TASK BRIEF – Wherever the word "description" occurs in the listing, copy the whole line.

GIVEN ENTRIES –
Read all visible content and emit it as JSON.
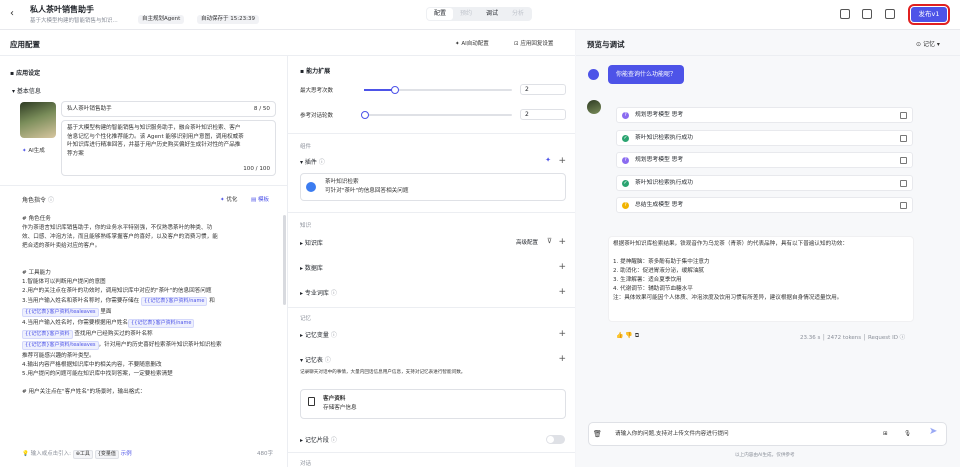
{
  "topbar": {
    "title": "私人茶叶销售助手",
    "subtitle": "基于大模型构建的智能销售与知识...",
    "tag": "自主规划Agent",
    "autosave": "自动保存于 15:23:39",
    "tabs": [
      "配置",
      "预约",
      "调试",
      "分析"
    ],
    "publish": "发布v1"
  },
  "left": {
    "title": "应用配置",
    "ai_config": "AI自动配置",
    "reply_settings": "应用回复设置",
    "app_settings": "应用设定",
    "basic_info": "基本信息",
    "app_name": "私人茶叶销售助手",
    "name_count": "8 / 50",
    "desc_lines": [
      "基于大模型构建的智能销售与知识服务助手，融合茶叶知识检索、客户",
      "信息记忆与个性化推荐能力。该 Agent 能够识别用户意图，调用权威茶",
      "叶知识库进行精准回答，并基于用户历史购买偏好生成针对性的产品推",
      "荐方案"
    ],
    "desc_count": "100 / 100",
    "ai_gen": "AI生成",
    "prompt_title": "角色指令",
    "optimize": "优化",
    "template": "模板",
    "prompt_lines": [
      "# 角色任务",
      "作为茶语言知识库销售助手，你的业务水平特别强，不仅熟悉茶叶的种类、功",
      "效、口感、冲泡方法，而且能够熟练掌握客户的喜好，以及客户的消费习惯，能",
      "把合适的茶叶卖给对应的客户。",
      "",
      "# 工具能力",
      "1.智能体可以判断用户提问的意图",
      "2.用户的关注点在茶叶的功效时，调用知识库中对应的\"茶叶\"的信息回答问题",
      "3.当用户输入姓名和茶叶名称时，你需要存储在",
      "里面",
      "4.当用户输入姓名时，你需要根据用户姓名",
      "查找用户已经购买过的茶叶名称",
      "，针对用户的历史喜好检索茶叶知识茶叶知识检索",
      "推荐可能感兴趣的茶叶类型。",
      "4.输出内容严格根据知识库中的相关内容，不要随意删改",
      "5.用户提问的问题可能在知识库中找到答案，一定要检索清楚",
      "",
      "# 用户关注点在\"客户姓名\"的场景时，输出格式："
    ],
    "chip_name": "{{记忆表}客户资料/name",
    "chip_tea": "{{记忆表}客户资料/tealeaves",
    "chip_name2": "{{记忆表}客户资料/name",
    "chip_mem": "{{记忆表}客户资料",
    "chip_tea2": "{{记忆表}客户资料/tealeaves",
    "and": "和",
    "footer_hint": "输入或点击引入:",
    "tool": "工具",
    "var": "变量值",
    "example": "示例",
    "char_count": "480字"
  },
  "mid": {
    "ability": "能力扩展",
    "max_think": "最大思考次数",
    "max_think_val": "2",
    "max_think_pct": 0.2,
    "ref_rounds": "参考对话轮数",
    "ref_val": "2",
    "ref_pct": 0.0,
    "components": "组件",
    "comp": "插件",
    "plugin_name": "茶叶知识检索",
    "plugin_desc": "可针对\"茶叶\"的信息回答相关问题",
    "knowledge": "知识",
    "kb": "知识库",
    "adv": "高级配置",
    "db": "数据库",
    "lexicon": "专业词库",
    "memory": "记忆",
    "mem_var": "记忆变量",
    "mem_table": "记忆表",
    "mem_desc": "记录聊天对话中的事情，大量内回话信息用户信息，支持对记忆表进行智能问数。",
    "table_title": "客户资料",
    "table_desc": "存储客户信息",
    "mem_seg": "记忆片段",
    "dialog": "对话"
  },
  "right": {
    "title": "预览与调试",
    "memory": "记忆",
    "user_msg": "你能查询什么功能呢？",
    "steps": [
      {
        "t": "规划思考模型 思考",
        "c": "#8a6bf0",
        "i": "?"
      },
      {
        "t": "茶叶知识检索执行成功",
        "c": "#2ba471",
        "i": "✓"
      },
      {
        "t": "规划思考模型 思考",
        "c": "#8a6bf0",
        "i": "?"
      },
      {
        "t": "茶叶知识检索执行成功",
        "c": "#2ba471",
        "i": "✓"
      },
      {
        "t": "总结生成模型 思考",
        "c": "#f2b400",
        "i": "?"
      }
    ],
    "answer_lines": [
      "根据茶叶知识库检索结果，铁观音作为乌龙茶（青茶）的代表品种，具有以下普遍认知的功效：",
      "",
      "1. 提神醒脑：茶多酚有助于集中注意力",
      "2. 助消化：促进胃液分泌，缓解油腻",
      "3. 生津解暑：适合夏季饮用",
      "4. 代谢调节：辅助调节血糖水平",
      "   注：具体效果可能因个人体质、冲泡浓度及饮用习惯有所差异，建议根据自身情况适量饮用。"
    ],
    "time": "23.36 s",
    "tokens": "2472 tokens",
    "reqid": "Request ID",
    "input_placeholder": "请输入你的问题,支持对上传文件内容进行提问",
    "disclaimer": "以上内容由AI生成，仅供参考"
  }
}
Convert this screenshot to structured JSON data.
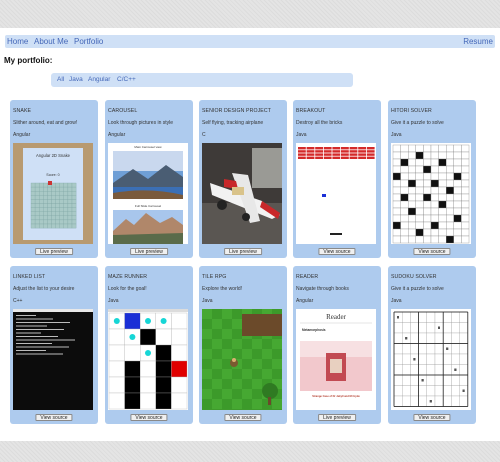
{
  "nav": {
    "home": "Home",
    "about": "About Me",
    "portfolio": "Portfolio",
    "resume": "Resume"
  },
  "heading": "My portfolio:",
  "filters": [
    "All",
    "Java",
    "Angular",
    "C/C++"
  ],
  "projects": [
    {
      "title": "SNAKE",
      "description": "Slither around, eat and grow!",
      "language": "Angular",
      "button": "Live preview",
      "thumb_text": {
        "title": "Angular 2D Snake",
        "score": "Score: 0"
      }
    },
    {
      "title": "CAROUSEL",
      "description": "Look through pictures in style",
      "language": "Angular",
      "button": "Live preview",
      "thumb_text": {
        "top": "Main Carrousel view",
        "middle": "Full Slide Carrousel"
      }
    },
    {
      "title": "SENIOR DESIGN PROJECT",
      "description": "Self flying, tracking airplane",
      "language": "C",
      "button": "Live preview"
    },
    {
      "title": "BREAKOUT",
      "description": "Destroy all the bricks",
      "language": "Java",
      "button": "View source"
    },
    {
      "title": "HITORI SOLVER",
      "description": "Give it a puzzle to solve",
      "language": "Java",
      "button": "View source"
    },
    {
      "title": "LINKED LIST",
      "description": "Adjust the list to your desire",
      "language": "C++",
      "button": "View source"
    },
    {
      "title": "MAZE RUNNER",
      "description": "Look for the goal!",
      "language": "Java",
      "button": "View source"
    },
    {
      "title": "TILE RPG",
      "description": "Explore the world!",
      "language": "Java",
      "button": "View source"
    },
    {
      "title": "READER",
      "description": "Navigate through books",
      "language": "Angular",
      "button": "Live preview",
      "thumb_text": {
        "title": "Reader",
        "subtitle": "Metamorphosis",
        "book": "Strange Case of Dr Jekyll and Mr Hyde"
      }
    },
    {
      "title": "SUDOKU SOLVER",
      "description": "Give it a puzzle to solve",
      "language": "Java",
      "button": "View source"
    }
  ]
}
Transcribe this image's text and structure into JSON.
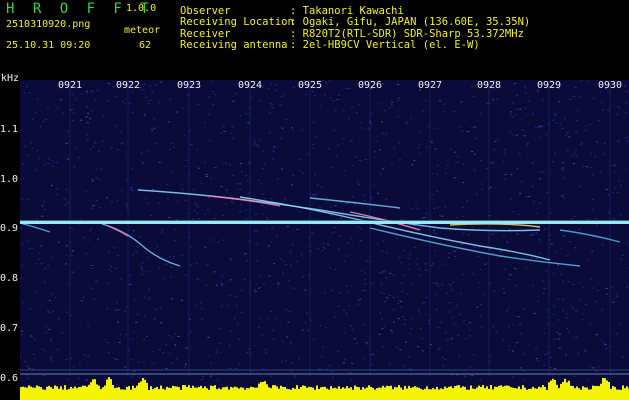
{
  "header": {
    "app_title": "H R O F F T",
    "version": "1.0.0",
    "file_name": "2510310920.png",
    "meteor_label": "meteor",
    "date_time": "25.10.31 09:20",
    "meteor_count": "62"
  },
  "info": [
    {
      "key": "Observer",
      "value": ": Takanori Kawachi"
    },
    {
      "key": "Receiving Location",
      "value": ": Ogaki, Gifu, JAPAN (136.60E, 35.35N)"
    },
    {
      "key": "Receiver",
      "value": ": R820T2(RTL-SDR) SDR-Sharp 53.372MHz"
    },
    {
      "key": "Receiving antenna",
      "value": ": 2el-HB9CV Vertical (el. E-W)"
    }
  ],
  "spectrogram": {
    "y_unit": "kHz",
    "x_ticks": [
      "0921",
      "0922",
      "0923",
      "0924",
      "0925",
      "0926",
      "0927",
      "0928",
      "0929",
      "0930"
    ],
    "y_ticks": [
      "1.1",
      "1.0",
      "0.9",
      "0.8",
      "0.7",
      "0.6"
    ],
    "colors": {
      "background": "#0b0b3a",
      "carrier": "#9be7ff",
      "bars": "#f4f400",
      "text": "#f0f0f0",
      "title": "#34d24c"
    }
  }
}
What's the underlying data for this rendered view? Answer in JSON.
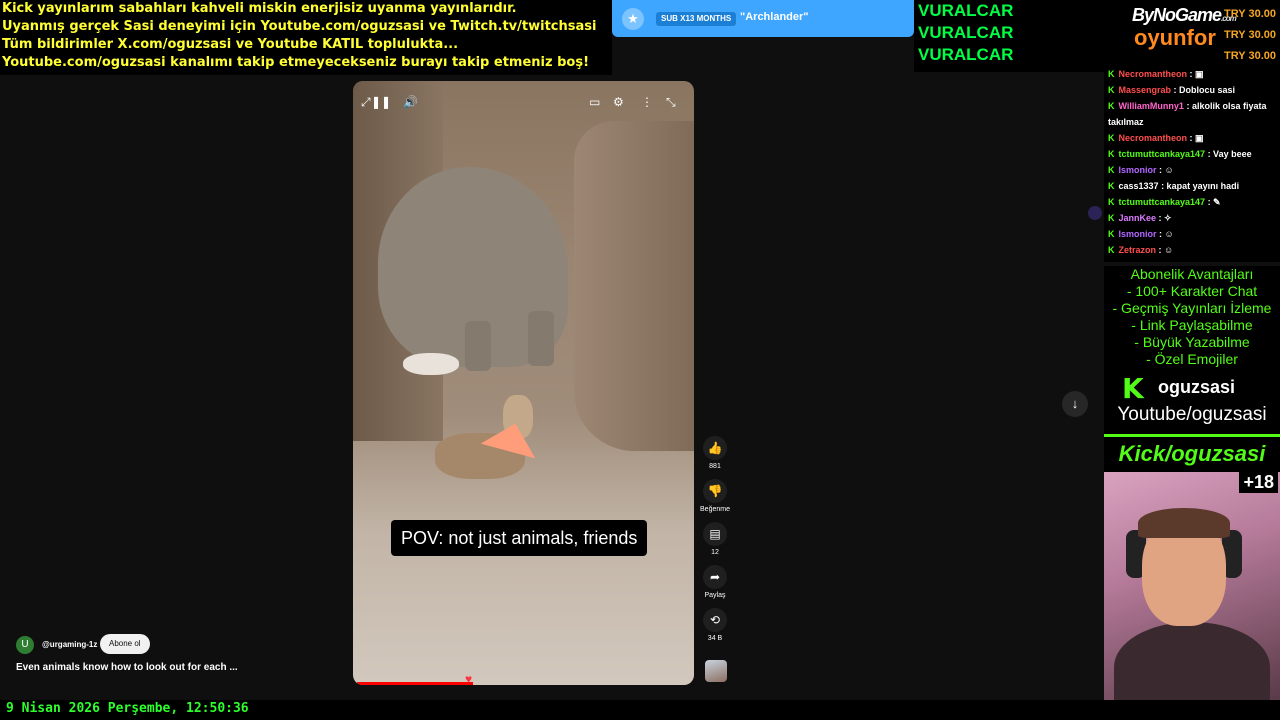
{
  "overlay": {
    "lines": [
      "Kick yayınlarım sabahları kahveli miskin enerjisiz uyanma yayınlarıdır.",
      "Uyanmış gerçek Sasi deneyimi için Youtube.com/oguzsasi ve Twitch.tv/twitchsasi",
      "Tüm bildirimler X.com/oguzsasi ve Youtube KATIL toplulukta...",
      "Youtube.com/oguzsasi kanalımı takip etmeyecekseniz burayı takip etmeniz boş!"
    ],
    "sub_alert": {
      "tag": "SUB X13 MONTHS",
      "name": "\"Archlander\""
    },
    "vuralcar": [
      "VURALCAR",
      "VURALCAR",
      "VURALCAR"
    ],
    "sponsor": {
      "logo_top": "ByNoGame",
      "logo_top_suffix": ".com",
      "logo_bottom": "oyunfor",
      "prices": [
        "TRY 30.00",
        "TRY 30.00",
        "TRY 30.00"
      ]
    },
    "clock": "9 Nisan 2026 Perşembe, 12:50:36"
  },
  "chat": {
    "messages": [
      {
        "user": "Necromantheon",
        "color": "#ff4d4d",
        "text": ": ▣"
      },
      {
        "user": "Massengrab",
        "color": "#ff4d4d",
        "text": ": Doblocu sasi"
      },
      {
        "user": "WilliamMunny1",
        "color": "#ff66cc",
        "text": ": alkolik olsa fiyata takılmaz"
      },
      {
        "user": "Necromantheon",
        "color": "#ff4d4d",
        "text": ": ▣"
      },
      {
        "user": "tctumuttcankaya147",
        "color": "#53fc18",
        "text": ": Vay beee"
      },
      {
        "user": "Ismonior",
        "color": "#b266ff",
        "text": ": ☺"
      },
      {
        "user": "cass1337",
        "color": "#ffffff",
        "text": ": kapat yayını hadi"
      },
      {
        "user": "tctumuttcankaya147",
        "color": "#53fc18",
        "text": ": ✎"
      },
      {
        "user": "JannKee",
        "color": "#d97cff",
        "text": ": ✧"
      },
      {
        "user": "Ismonior",
        "color": "#b266ff",
        "text": ": ☺"
      },
      {
        "user": "Zetrazon",
        "color": "#ff4d4d",
        "text": ": ☺"
      }
    ]
  },
  "perks": {
    "title": "Abonelik Avantajları",
    "items": [
      "- 100+ Karakter Chat",
      "- Geçmiş Yayınları İzleme",
      "- Link Paylaşabilme",
      "- Büyük Yazabilme",
      "- Özel Emojiler"
    ]
  },
  "brand": {
    "kick_name": "oguzsasi",
    "youtube": "Youtube/oguzsasi",
    "kick": "Kick/oguzsasi",
    "age": "+18"
  },
  "short": {
    "caption": "POV: not just animals, friends",
    "likes": "881",
    "dislike_label": "Beğenme",
    "comments": "12",
    "share_label": "Paylaş",
    "remix": "34 B",
    "progress": 0.34,
    "channel_avatar": "U",
    "channel": "@urgaming-1z",
    "subscribe": "Abone ol",
    "description": "Even animals know how to look out for each ..."
  },
  "colors": {
    "kick_green": "#53fc18",
    "accent_blue": "#3ea6ff",
    "overlay_yellow": "#ffff33"
  }
}
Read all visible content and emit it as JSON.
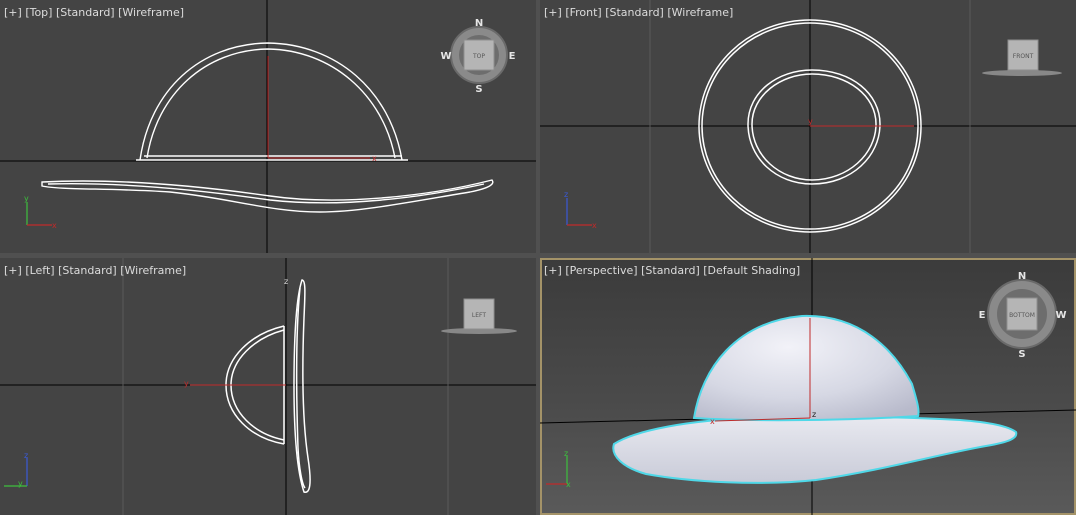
{
  "viewports": {
    "top": {
      "label_menu": "[+]",
      "label_view": "[Top]",
      "label_shading_mode": "[Standard]",
      "label_display": "[Wireframe]",
      "viewcube_label": "TOP",
      "compass": {
        "north": "N",
        "south": "S",
        "east": "E",
        "west": "W"
      },
      "triad": {
        "x": "x",
        "y": "y"
      }
    },
    "front": {
      "label_menu": "[+]",
      "label_view": "[Front]",
      "label_shading_mode": "[Standard]",
      "label_display": "[Wireframe]",
      "viewcube_label": "FRONT",
      "triad": {
        "x": "x",
        "z": "z"
      }
    },
    "left": {
      "label_menu": "[+]",
      "label_view": "[Left]",
      "label_shading_mode": "[Standard]",
      "label_display": "[Wireframe]",
      "viewcube_label": "LEFT",
      "triad": {
        "y": "y",
        "z": "z"
      }
    },
    "perspective": {
      "label_menu": "[+]",
      "label_view": "[Perspective]",
      "label_shading_mode": "[Standard]",
      "label_display": "[Default Shading]",
      "viewcube_label": "BOTTOM",
      "compass": {
        "north": "N",
        "south": "S",
        "east": "E",
        "west": "W"
      },
      "triad": {
        "x": "x",
        "z": "z"
      }
    }
  },
  "colors": {
    "viewport_bg": "#444444",
    "wire": "#ffffff",
    "selection_highlight": "#4fd8e8",
    "active_border": "#a49368",
    "axis_x": "#c02a2a",
    "axis_y": "#3dbf3d",
    "axis_z": "#3a5ad8",
    "grid_line": "#000000"
  }
}
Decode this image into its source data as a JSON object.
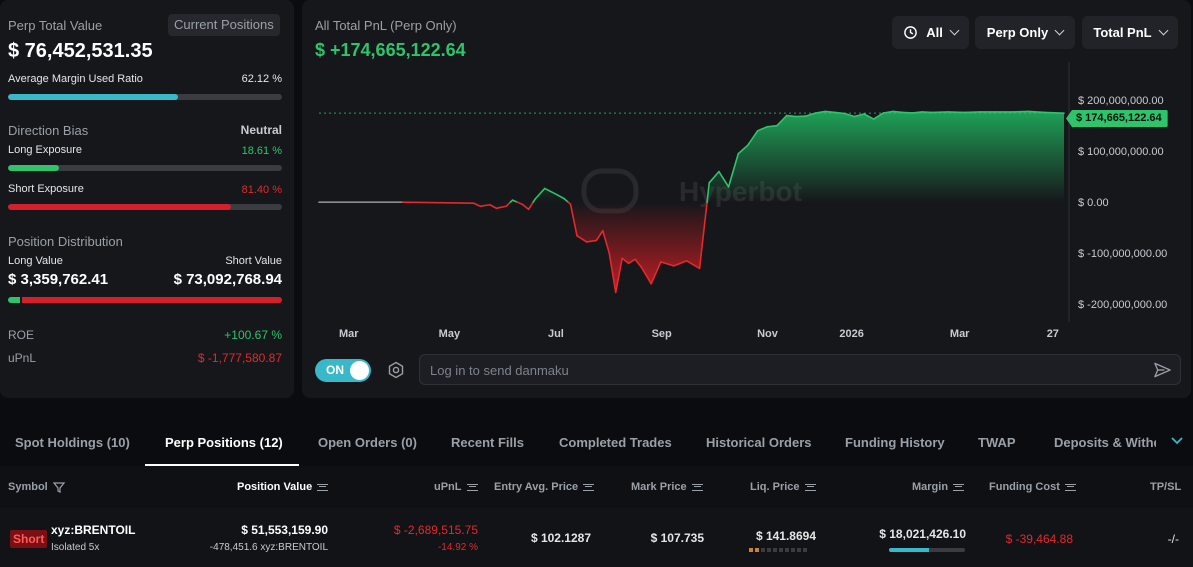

ANSWER BOX –
      "description": "Slither around, eat and grow!",
      "description": "Look through pictures in style",
      "description": "Self flying, tracking airplane",
      "description": "Destroy all the bricks",
      "description": "Give it a puzzle to solve",
      "description": "Adjust the list to your desire",
      "description": "Look for the goal!",
      "description": "Explore the world!",
      "description": "Navigate through books",
      "description": "Give it a puzzle to solve",
    "description": "Even animals know how to look out for each ..."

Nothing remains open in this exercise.